Overcoming Imposter Syndrome

Imposter Syndrome is very common amongst successful people at work.  Imposter Syndrome is the fear that, no matter how successful or well qualified you have become, you are not really that good at what you do.  And that, one day, someone is going to find you out, call you a fraud and leave you to pick up the pieces of your shattered credibility and self-esteem.

If you identify with this description, the good news is you don’t have to struggle with these fears. Because that is what they are: fears you have generated about yourself which are not actually the truth about you. Those fears are a reflection of a series of self-limiting and self-defeating beliefs, thoughts and feelings, all of which can be challenged and replaced by self-confident, life-affirming alternatives.

I firmly believe that confidence is a learned skill. Enabling clients to develop their self-confidence, and demonstrate greater self-belief, is a key goal in most coaching programmes. If you would like to read more about how I work with issues around Imposter Syndrome click here.

Deciding Who to Trust at Work – and Over What

Most of you won’t be able to get your job done unilaterally. You’ll need to work well with a range of contacts and colleagues to achieve outcomes of benefit to your employer. One of the issues you need to manage as you set about doing this is whom to trust, and over what.

Trust is a central issue at work and a very individual one. Different people decide to trust on the basis of quite different factors. But usually the decision to trust – in other words the choice to extend trust to a colleague or workplace contact – is based on evidence of behaviour that you have observed or experienced often enough that you have faith in it. Deciding whom to trust and over what is one of the ultimate judgement calls at work, and being wise over whom to trust and over what is a learned skill.

So what is trust as it applies to the workplace?  Click here to keep reading and find out more.

Essential Bully-Proofing Skills

As incidents of workplace bullying increase across the country, acquiring bully-proofing skills has become essential for employees.

Workplace bullying is about power.  The bully wants to remove power from their target and retain that control for themselves, establishing a bullying dynamic between them.  A skilled bully simultaneously attacks three of their target’s forms of power: their personal power (their self-esteem, self-belief and self-confidence); their reputational influence (their credibility in the eyes of others); and their organisational status (their ability to perform their role effectively).

Being attacked in a campaign orchestrated along these lines can be overwhelming.  Targets can feel powerless to protect themselves especially if the bully is more senior than them.  The toxic combination of not knowing how to protect themselves, and having to work alongside the bully day after day, results in many targets complying with the bully’s wishes to get the encounter over with quickly, inadvertently making it easier for the bully to target them again.
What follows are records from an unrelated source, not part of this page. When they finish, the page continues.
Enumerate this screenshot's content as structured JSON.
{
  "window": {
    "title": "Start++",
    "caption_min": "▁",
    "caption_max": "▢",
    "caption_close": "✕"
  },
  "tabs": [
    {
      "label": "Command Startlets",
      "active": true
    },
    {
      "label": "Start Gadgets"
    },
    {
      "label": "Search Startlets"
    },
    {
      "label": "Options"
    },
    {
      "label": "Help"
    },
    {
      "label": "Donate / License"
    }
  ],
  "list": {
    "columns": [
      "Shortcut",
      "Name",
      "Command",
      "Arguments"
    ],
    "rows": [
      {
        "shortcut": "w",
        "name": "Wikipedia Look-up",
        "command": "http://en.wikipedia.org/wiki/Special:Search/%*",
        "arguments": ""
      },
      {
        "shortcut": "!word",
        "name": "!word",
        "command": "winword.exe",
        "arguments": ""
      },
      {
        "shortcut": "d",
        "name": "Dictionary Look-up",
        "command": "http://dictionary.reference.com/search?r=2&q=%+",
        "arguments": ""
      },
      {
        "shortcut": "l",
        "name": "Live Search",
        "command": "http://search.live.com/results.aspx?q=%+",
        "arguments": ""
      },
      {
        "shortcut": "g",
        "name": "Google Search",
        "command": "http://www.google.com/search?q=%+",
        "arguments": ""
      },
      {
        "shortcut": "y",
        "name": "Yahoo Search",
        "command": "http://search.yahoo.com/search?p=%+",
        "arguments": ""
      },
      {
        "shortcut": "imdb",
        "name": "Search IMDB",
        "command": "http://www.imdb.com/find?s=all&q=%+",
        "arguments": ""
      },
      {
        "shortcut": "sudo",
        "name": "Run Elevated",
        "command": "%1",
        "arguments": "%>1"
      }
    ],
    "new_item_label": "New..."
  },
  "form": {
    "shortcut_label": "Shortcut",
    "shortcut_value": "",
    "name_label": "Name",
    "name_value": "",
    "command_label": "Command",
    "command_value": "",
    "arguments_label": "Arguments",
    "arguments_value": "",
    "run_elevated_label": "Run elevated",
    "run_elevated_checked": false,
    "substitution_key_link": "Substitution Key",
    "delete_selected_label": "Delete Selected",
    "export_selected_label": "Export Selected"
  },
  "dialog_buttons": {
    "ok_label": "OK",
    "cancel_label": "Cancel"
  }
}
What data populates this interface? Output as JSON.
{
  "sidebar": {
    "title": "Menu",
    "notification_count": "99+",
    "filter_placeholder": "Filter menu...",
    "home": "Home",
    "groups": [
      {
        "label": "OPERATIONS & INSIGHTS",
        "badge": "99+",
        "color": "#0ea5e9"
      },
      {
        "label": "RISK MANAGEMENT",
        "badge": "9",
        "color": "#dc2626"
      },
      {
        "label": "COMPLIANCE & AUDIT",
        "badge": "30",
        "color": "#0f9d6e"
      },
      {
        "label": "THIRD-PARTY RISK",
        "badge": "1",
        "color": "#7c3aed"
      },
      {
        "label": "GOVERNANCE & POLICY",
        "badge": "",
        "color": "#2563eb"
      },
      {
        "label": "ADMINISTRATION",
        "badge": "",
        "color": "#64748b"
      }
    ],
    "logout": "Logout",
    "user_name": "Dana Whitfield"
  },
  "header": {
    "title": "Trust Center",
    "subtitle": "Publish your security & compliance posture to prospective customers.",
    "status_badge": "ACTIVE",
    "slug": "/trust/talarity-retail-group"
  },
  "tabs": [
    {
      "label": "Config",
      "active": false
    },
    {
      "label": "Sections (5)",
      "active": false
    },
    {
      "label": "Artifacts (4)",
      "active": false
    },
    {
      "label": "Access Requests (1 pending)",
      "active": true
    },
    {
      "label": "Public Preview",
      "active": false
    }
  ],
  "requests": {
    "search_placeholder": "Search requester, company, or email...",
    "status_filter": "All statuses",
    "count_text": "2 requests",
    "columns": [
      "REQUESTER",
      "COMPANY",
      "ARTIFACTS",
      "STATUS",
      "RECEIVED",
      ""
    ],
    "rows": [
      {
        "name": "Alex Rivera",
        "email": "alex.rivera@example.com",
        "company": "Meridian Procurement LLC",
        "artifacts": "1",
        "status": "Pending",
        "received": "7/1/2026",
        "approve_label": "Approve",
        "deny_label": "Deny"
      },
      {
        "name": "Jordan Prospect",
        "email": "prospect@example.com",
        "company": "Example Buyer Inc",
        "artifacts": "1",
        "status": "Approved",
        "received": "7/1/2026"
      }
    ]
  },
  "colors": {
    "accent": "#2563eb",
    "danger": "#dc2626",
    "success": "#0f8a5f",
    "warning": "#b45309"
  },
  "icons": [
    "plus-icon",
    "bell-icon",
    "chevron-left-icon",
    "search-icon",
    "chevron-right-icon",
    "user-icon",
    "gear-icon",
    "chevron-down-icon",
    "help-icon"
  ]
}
However, there is much that a target can do at the time of an attack to mitigate the impact of the bullying and protect themselves.  Click here to keep reading and find out how.